Commercial Fruit Processing

  • Jasper Guy Woodroof
  • Bor Shiun Luh

Table of contents

  1. Front Matter
    Pages i-x
  2. J. G. Woodroof
    Pages 1-24
  3. S. E. Prussia, J. G. Woodroof
    Pages 25-97
  4. J. G. Woodroof
    Pages 121-128
  5. E. J. Hsu, L. R. Beuchat
    Pages 129-161
  6. B. S. Luh, C. E. Kean, J. G. Woodroof
    Pages 163-261
  7. B. S. Luh, B. Feinberg, J. I. Chung, J. G. Woodroof
    Pages 263-351
  8. L. P. Somogyi, B. S. Luh
    Pages 353-405
  9. G. G. Watters, J. G. Woodroof
    Pages 407-424
  10. J. G. Woodroof
    Pages 425-480
  11. C. T. Young, J. S. L. How
    Pages 531-564
  12. N. J. Moon, J. G. Woodroof
    Pages 613-646
  13. J. E. Epperson
    Pages 647-672
  14. Back Matter
    Pages 673-678

About this book


• use of fewer additives containing sodium, spices, artificial colors and flavors, and "energy" • continued use of fruits in cereals, salads, cakes, pies, and other com­ binations, as a source of minerals, vitamins, fiber, and natural flavors and colors An important recent innovation is low-moisture processing, in which fruit, with no added sugar, preservative, or carrier, is converted into convenient dehydrated forms. Development of this technology has been stimulated by high transportation rates, improvements in technology, and revolutionary new packages. In addition to raisins, prunes, and dehy­ drated apples, pears, peaches, and apricots, bananas are available in flakes, slices, and granules; pineapple and other tropical fruits also are available in new forms. Another low-moisture product is apple fiber sol­ ids, consisting of cell wall material (cellulose, hemicellulose, lignin, and pectin) and apple sugars. Low-moisture forms of other fruits are becom­ mg more common. Commercial Fruit Processing is a companion volume to Commercial Vegetable Processing, also edited by B. S. Luh and J. G. Woodroof; both are being updated and revised simultaneously. Grateful acknowledgments and thanks go to contributors who wrote in their own area of expertise on commercial fruit processing. Credit also goes to more than a dozen commercial companies and individuals who supplied photographs, charts, tables, and data from commercial opera­ tions. Thanks also to Ann Autry who typed, corrected, and edited the manu­ script; and to Naomi C. Woodroof, my wife, for assisting in research.
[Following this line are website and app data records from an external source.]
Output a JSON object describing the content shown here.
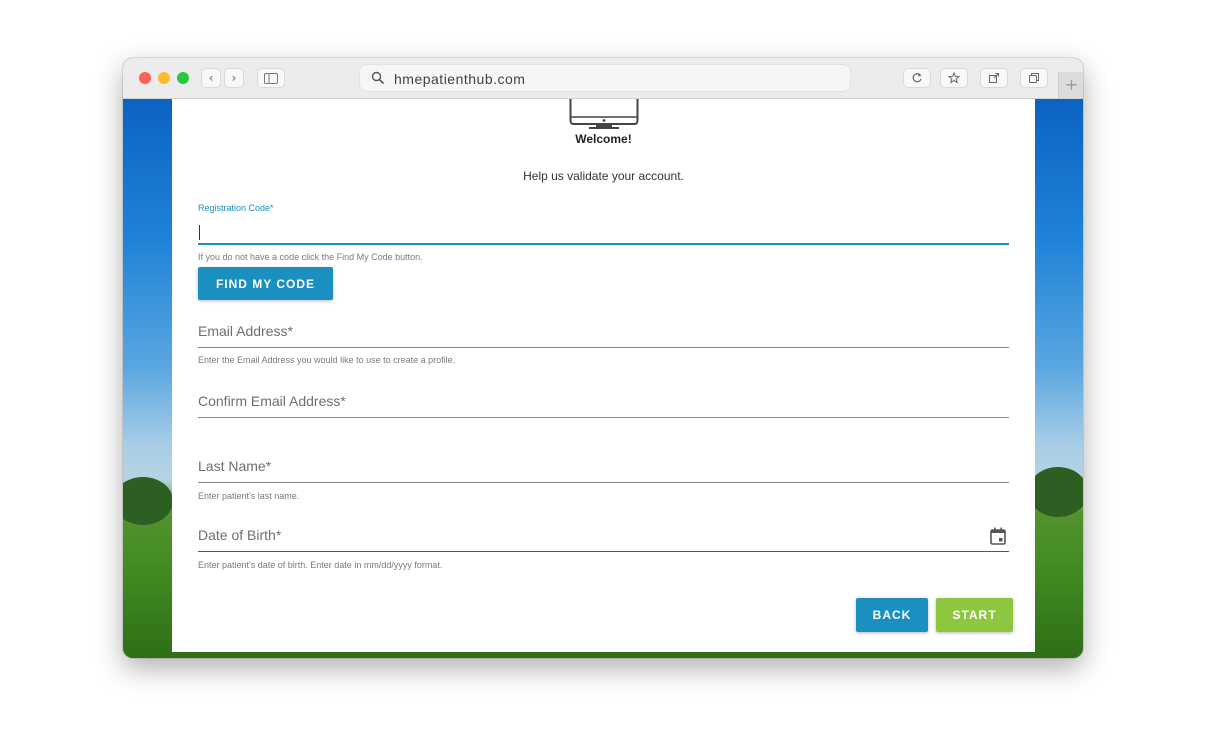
{
  "browser": {
    "url": "hmepatienthub.com",
    "new_tab_label": "+",
    "back_glyph": "‹",
    "forward_glyph": "›"
  },
  "icons": [
    "monitor-icon",
    "search-icon",
    "sidebar-icon",
    "reload-icon",
    "star-icon",
    "share-icon",
    "tabs-icon",
    "calendar-icon"
  ],
  "form": {
    "welcome": "Welcome!",
    "subtitle": "Help us validate your account.",
    "registration_code": {
      "label": "Registration Code*",
      "value": "",
      "hint": "If you do not have a code click the Find My Code button."
    },
    "find_code_button": "FIND MY CODE",
    "email": {
      "placeholder": "Email Address*",
      "hint": "Enter the Email Address you would like to use to create a profile."
    },
    "confirm_email": {
      "placeholder": "Confirm Email Address*"
    },
    "last_name": {
      "placeholder": "Last Name*",
      "hint": "Enter patient's last name."
    },
    "dob": {
      "placeholder": "Date of Birth*",
      "hint": "Enter patient's date of birth. Enter date in mm/dd/yyyy format."
    },
    "back_button": "BACK",
    "start_button": "START"
  },
  "colors": {
    "primary": "#1a8fc0",
    "start": "#8dc63f",
    "text_muted": "#7a7a7a"
  }
}
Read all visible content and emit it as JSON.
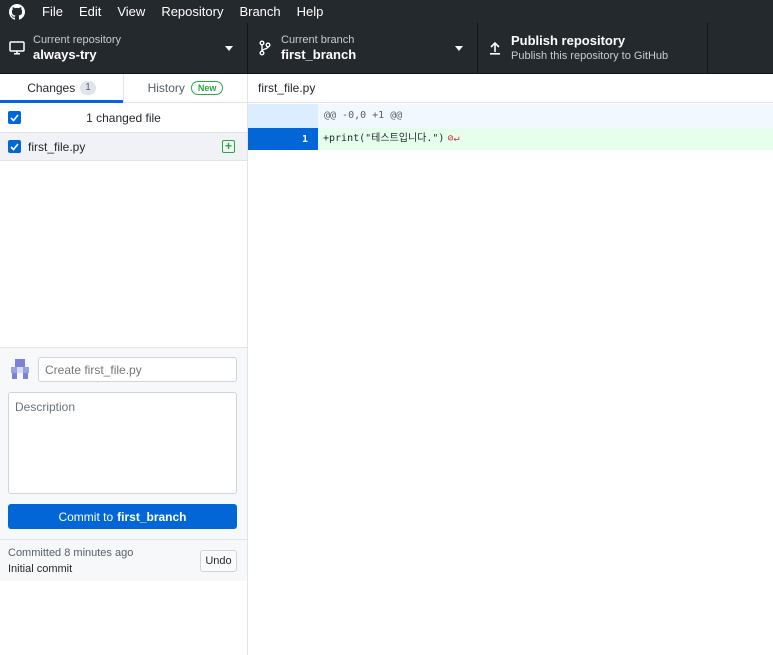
{
  "menu": [
    "File",
    "Edit",
    "View",
    "Repository",
    "Branch",
    "Help"
  ],
  "toolbar": {
    "repo_caption": "Current repository",
    "repo_name": "always-try",
    "branch_caption": "Current branch",
    "branch_name": "first_branch",
    "publish_title": "Publish repository",
    "publish_subtitle": "Publish this repository to GitHub"
  },
  "tabs": {
    "changes_label": "Changes",
    "changes_count": "1",
    "history_label": "History",
    "history_badge": "New"
  },
  "changes": {
    "summary": "1 changed file",
    "files": [
      {
        "name": "first_file.py",
        "status": "added"
      }
    ]
  },
  "commit": {
    "summary_placeholder": "Create first_file.py",
    "description_placeholder": "Description",
    "button_prefix": "Commit to",
    "button_branch": "first_branch"
  },
  "last_commit": {
    "time": "Committed 8 minutes ago",
    "message": "Initial commit",
    "undo_label": "Undo"
  },
  "diff": {
    "file_name": "first_file.py",
    "hunk_header": "@@ -0,0 +1 @@",
    "lines": [
      {
        "number": "1",
        "text": "+print(\"테스트입니다.\")"
      }
    ]
  },
  "colors": {
    "chrome": "#24292e",
    "accent": "#0366d6",
    "added": "#28a745",
    "added_bg": "#e6ffed"
  }
}
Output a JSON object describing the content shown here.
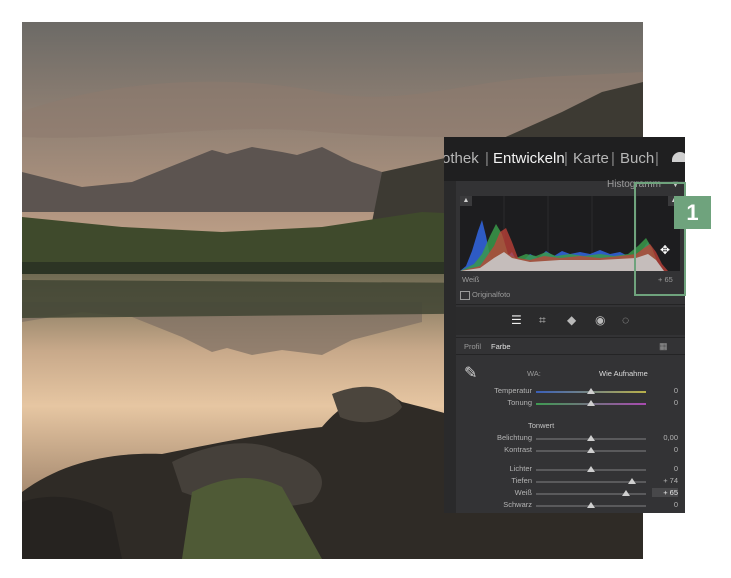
{
  "nav": {
    "items": [
      "othek",
      "Entwickeln",
      "Karte",
      "Buch"
    ],
    "active": "Entwickeln",
    "separator": "|"
  },
  "histogram": {
    "title": "Histogramm",
    "readout_label": "Weiß",
    "readout_value": "+ 65",
    "original_photo_label": "Originalfoto"
  },
  "basic": {
    "profile_label": "Profil",
    "profile_value": "Farbe",
    "wb_label": "WA:",
    "wb_value": "Wie Aufnahme",
    "tone_heading": "Tonwert",
    "sliders": [
      {
        "name": "temperatur",
        "label": "Temperatur",
        "value": "0",
        "level": 0.5
      },
      {
        "name": "tonung",
        "label": "Tonung",
        "value": "0",
        "level": 0.5
      },
      {
        "name": "belichtung",
        "label": "Belichtung",
        "value": "0,00",
        "level": 0.5
      },
      {
        "name": "kontrast",
        "label": "Kontrast",
        "value": "0",
        "level": 0.5
      },
      {
        "name": "lichter",
        "label": "Lichter",
        "value": "0",
        "level": 0.5
      },
      {
        "name": "tiefen",
        "label": "Tiefen",
        "value": "+ 74",
        "level": 0.87
      },
      {
        "name": "weiss",
        "label": "Weiß",
        "value": "+ 65",
        "level": 0.82
      },
      {
        "name": "schwarz",
        "label": "Schwarz",
        "value": "0",
        "level": 0.5
      }
    ]
  },
  "callout": {
    "number": "1"
  },
  "colors": {
    "callout": "#6fa37d",
    "panel": "#333335"
  },
  "icons": [
    "crosshair-move-icon",
    "eyedropper-icon",
    "edit-sliders-icon",
    "crop-icon",
    "eraser-icon",
    "redeye-icon",
    "masking-icon",
    "grid-icon"
  ]
}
Carrier Vitamin additives banana cereals energy growth processing

Editors and affiliations

  • Jasper Guy Woodroof
    • 1
  • Bor Shiun Luh
    • 2
  1. 1.Department of Food ScienceUniversity of Georgia, ExperimentUSA
  2. 2.Department of Food Science and TechnologyUniversity of CaliforniaDavisUSA

Bibliographic information

  • DOI
  • Copyright Information Springer Science+Business Media B.V. 1986
  • Publisher Name Springer, Dordrecht
  • eBook Packages Springer Book Archive
  • Print ISBN 978-94-011-7387-2
  • Online ISBN 978-94-011-7385-8
  • Buy this book on publisher's site